Chosen by the Colombian curator José Roca, Embrace of the Serpent (2015) is an Oscar nominated film that bears witness to the effects of colonialism, religion and the exploitation of rubber on indigenous traditions and the environment with which they are inextricably linked.

In May this year, on the opening weekend of Groundwork, José Roca, gave a powerful talk about the work of Abel Rodriguez (Mogaje Guihu), in which he referred to the compelling beauty of this film, set in the Colombian Amazon.  Invited to contribute from afar to the Artist’s Choice screening series, he has kindly provided the following brief introduction:

Ciro Guerra’s Embrace of the Serpent is a fascinating interweaving of two stories: that of a turn-of-the-century German explorer (loosely based on Theodor Koch-Grünberg) and of Richard Evans Schultes, the noted Harvard professor – considered the father of ethnobotany and a specialist in hallucinogenic plants – both of whom visited the Amazon, one at the beginning of the twentieth century and the other three decades later.

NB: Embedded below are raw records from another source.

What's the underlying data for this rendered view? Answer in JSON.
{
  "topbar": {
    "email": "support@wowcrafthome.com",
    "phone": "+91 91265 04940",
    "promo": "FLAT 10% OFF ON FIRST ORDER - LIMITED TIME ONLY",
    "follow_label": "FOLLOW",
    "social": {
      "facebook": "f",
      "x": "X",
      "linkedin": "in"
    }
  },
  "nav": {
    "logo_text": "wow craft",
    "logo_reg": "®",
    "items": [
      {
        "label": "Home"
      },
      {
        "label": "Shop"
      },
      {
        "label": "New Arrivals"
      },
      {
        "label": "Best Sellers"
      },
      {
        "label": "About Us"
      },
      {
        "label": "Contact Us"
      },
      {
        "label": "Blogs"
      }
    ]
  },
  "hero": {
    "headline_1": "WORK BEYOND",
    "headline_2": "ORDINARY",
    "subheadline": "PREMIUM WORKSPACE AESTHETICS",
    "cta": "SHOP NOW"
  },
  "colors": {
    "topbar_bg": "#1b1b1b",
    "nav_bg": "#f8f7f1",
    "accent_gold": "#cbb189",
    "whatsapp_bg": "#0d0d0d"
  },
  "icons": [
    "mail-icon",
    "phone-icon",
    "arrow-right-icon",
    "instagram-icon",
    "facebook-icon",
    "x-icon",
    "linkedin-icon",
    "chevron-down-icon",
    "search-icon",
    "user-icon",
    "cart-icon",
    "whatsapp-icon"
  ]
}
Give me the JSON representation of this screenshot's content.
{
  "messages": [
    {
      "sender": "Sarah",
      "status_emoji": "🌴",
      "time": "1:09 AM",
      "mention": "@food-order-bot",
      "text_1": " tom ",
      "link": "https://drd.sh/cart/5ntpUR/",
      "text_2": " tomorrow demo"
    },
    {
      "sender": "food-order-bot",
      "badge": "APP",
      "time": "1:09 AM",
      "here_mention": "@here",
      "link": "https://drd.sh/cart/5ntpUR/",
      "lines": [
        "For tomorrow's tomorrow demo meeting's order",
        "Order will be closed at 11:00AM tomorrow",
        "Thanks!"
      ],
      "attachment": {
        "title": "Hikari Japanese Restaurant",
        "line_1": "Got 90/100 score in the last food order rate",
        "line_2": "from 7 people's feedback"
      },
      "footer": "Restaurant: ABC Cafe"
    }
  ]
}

But other temporalities are alluded to in the film: teleological Western time, and the circular, mythical time of the indigenous populations. The two stories are linked by the character of Karamakate, the last survivor of a tribe decimated by the rubber trade, who is also a shaman with knowledge of the sacred plants that can heal both men, physically or spiritually. The plot goes back and forth in a voyage of discovery that culminates in a more profound journey, the Yagé-induced journey within. As Guerra stated in an interview, ‘When you use yagé, the serpent descends again from the Milky Way and embraces you. That embrace takes you to faraway places; to the beginning where life doesn’t even exist; to a place where you can see the world in a different way.’

José Roca is Director of FLORA ars+natura, a not-for-profit space for contemporary art in Bogotá, Colombia, that specialises in relationships between art and nature. FLORA focuses on production: through commissions and residencies; the circulation of the results of these activities; and education.

The public programme at CAST is currently supported from funds awarded by Arts Council England for the Groundwork programme. 

Thursday 13 December 2018 7pm 

Admission free, all welcome

CAST Café food from 6pm, something hot and something sweet from £7.50